─── DATASET RECORDS ───

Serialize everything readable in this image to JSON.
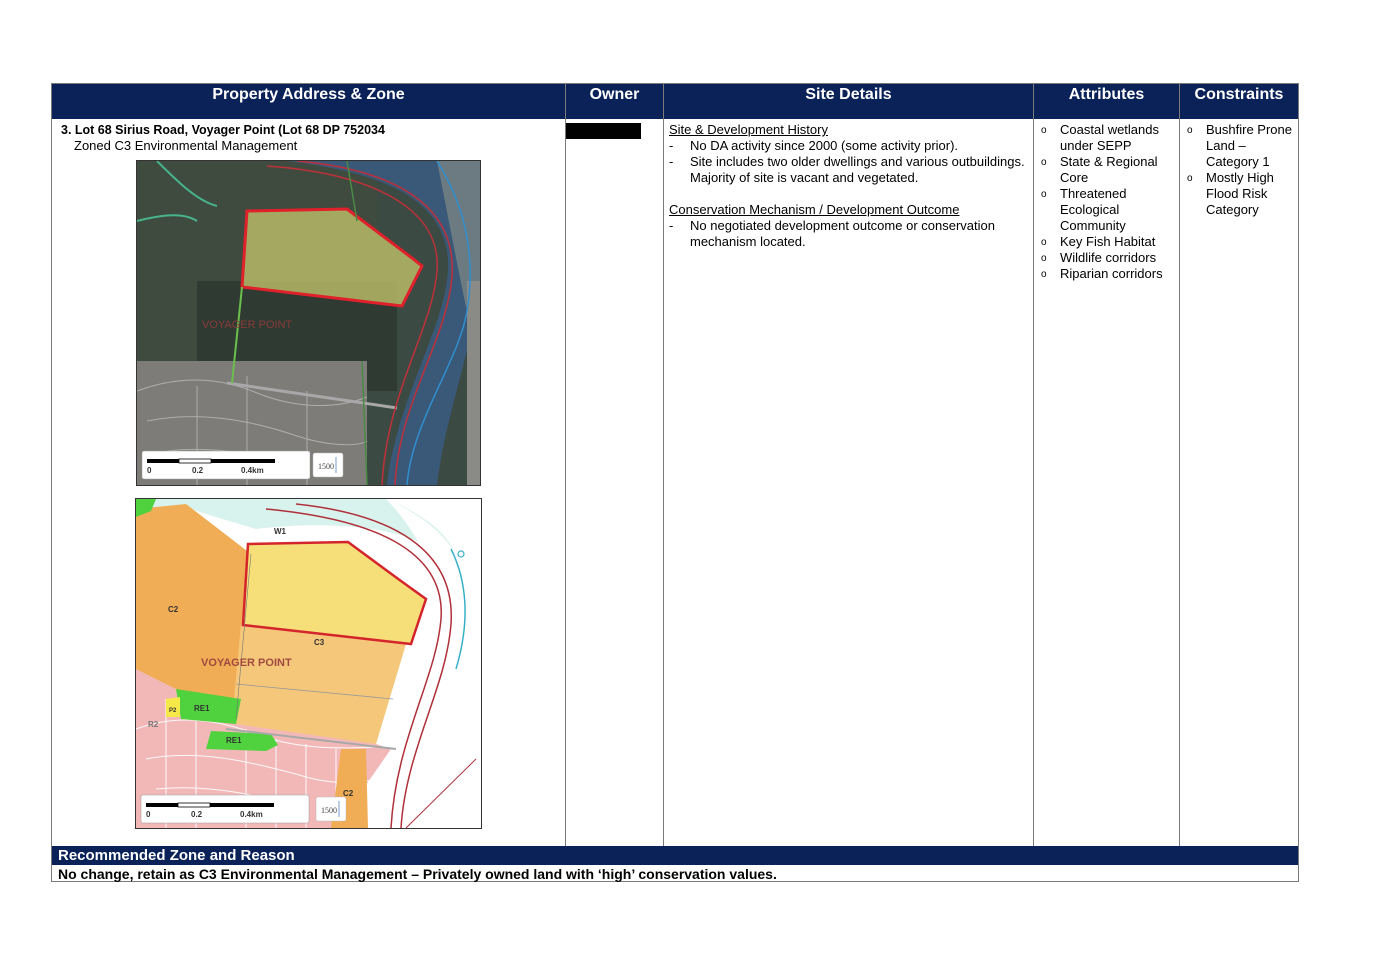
{
  "headers": {
    "property": "Property Address & Zone",
    "owner": "Owner",
    "site": "Site Details",
    "attributes": "Attributes",
    "constraints": "Constraints"
  },
  "property": {
    "address": "3. Lot 68 Sirius Road, Voyager Point (Lot 68 DP 752034",
    "zone": "Zoned C3 Environmental Management"
  },
  "site": {
    "history_heading": "Site & Development History",
    "history_items": [
      "No DA activity since 2000 (some activity prior).",
      "Site includes two older dwellings and various outbuildings. Majority of site is vacant and vegetated."
    ],
    "conservation_heading": "Conservation Mechanism / Development Outcome",
    "conservation_items": [
      "No negotiated development outcome or conservation mechanism located."
    ]
  },
  "attributes": [
    "Coastal wetlands under SEPP",
    "State & Regional Core",
    "Threatened Ecological Community",
    "Key Fish Habitat",
    "Wildlife corridors",
    "Riparian corridors"
  ],
  "constraints": [
    "Bushfire Prone Land – Category 1",
    "Mostly High Flood Risk Category"
  ],
  "map_aerial": {
    "scale_labels": [
      "0",
      "0.2",
      "0.4km"
    ],
    "scale_code": "1500",
    "place_label": "VOYAGER POINT"
  },
  "map_zoning": {
    "scale_labels": [
      "0",
      "0.2",
      "0.4km"
    ],
    "scale_code": "1500",
    "place_label": "VOYAGER POINT",
    "zone_labels": [
      "W1",
      "C2",
      "C3",
      "RE1",
      "RE1",
      "P2",
      "C2",
      "R2"
    ],
    "colors": {
      "c2": "#f0ad55",
      "c3": "#f5c77a",
      "subject": "#f6df78",
      "re1": "#4fd23e",
      "w1": "#d8f2ee",
      "r2": "#f2b8b8"
    }
  },
  "recommendation": {
    "heading": "Recommended Zone and Reason",
    "text": "No change, retain as C3 Environmental Management – Privately owned land with ‘high’ conservation values."
  }
}
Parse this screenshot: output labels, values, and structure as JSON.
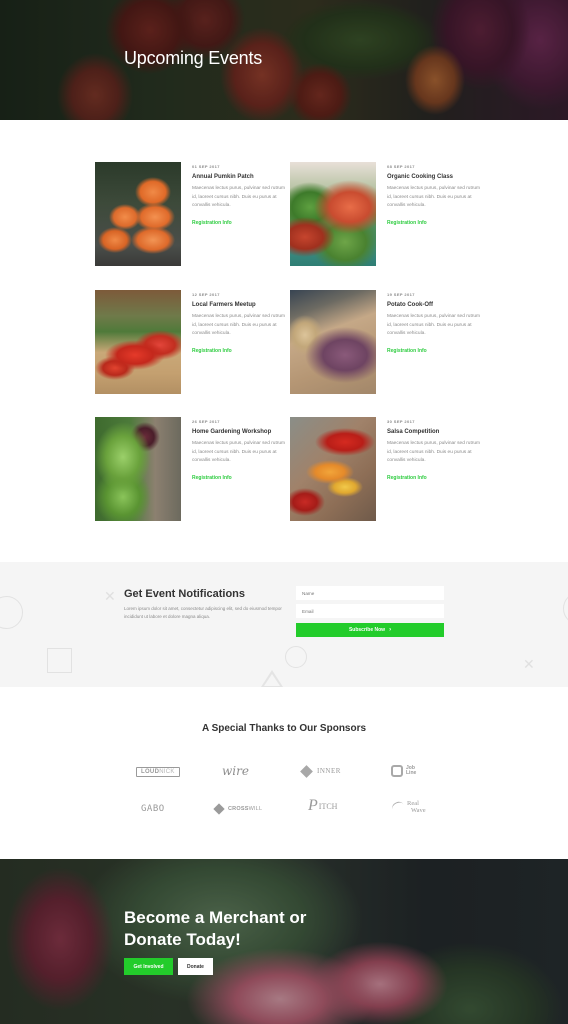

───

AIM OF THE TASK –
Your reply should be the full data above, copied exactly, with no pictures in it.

RESPONSE TO THE EXERCISE –
Serialize everything readable in this image to JSON.
{
  "headers": {
    "property": "Property Address & Zone",
    "owner": "Owner",
    "site": "Site Details",
    "attributes": "Attributes",
    "constraints": "Constraints"
  },
  "property": {
    "address": "3. Lot 68 Sirius Road, Voyager Point (Lot 68 DP 752034",
    "zone": "Zoned C3 Environmental Management"
  },
  "site": {
    "history_heading": "Site & Development History",
    "history_items": [
      "No DA activity since 2000 (some activity prior).",
      "Site includes two older dwellings and various outbuildings. Majority of site is vacant and vegetated."
    ],
    "conservation_heading": "Conservation Mechanism / Development Outcome",
    "conservation_items": [
      "No negotiated development outcome or conservation mechanism located."
    ]
  },
  "attributes": [
    "Coastal wetlands under SEPP",
    "State & Regional Core",
    "Threatened Ecological Community",
    "Key Fish Habitat",
    "Wildlife corridors",
    "Riparian corridors"
  ],
  "constraints": [
    "Bushfire Prone Land – Category 1",
    "Mostly High Flood Risk Category"
  ],
  "map_aerial": {
    "scale_labels": [
      "0",
      "0.2",
      "0.4km"
    ],
    "scale_code": "1500",
    "place_label": "VOYAGER POINT"
  },
  "map_zoning": {
    "scale_labels": [
      "0",
      "0.2",
      "0.4km"
    ],
    "scale_code": "1500",
    "place_label": "VOYAGER POINT",
    "zone_labels": [
      "W1",
      "C2",
      "C3",
      "RE1",
      "RE1",
      "P2",
      "C2",
      "R2"
    ],
    "colors": {
      "c2": "#f0ad55",
      "c3": "#f5c77a",
      "subject": "#f6df78",
      "re1": "#4fd23e",
      "w1": "#d8f2ee",
      "r2": "#f2b8b8"
    }
  },
  "recommendation": {
    "heading": "Recommended Zone and Reason",
    "text": "No change, retain as C3 Environmental Management – Privately owned land with ‘high’ conservation values."
  }
}
Parse this screenshot: output labels, values, and structure as JSON.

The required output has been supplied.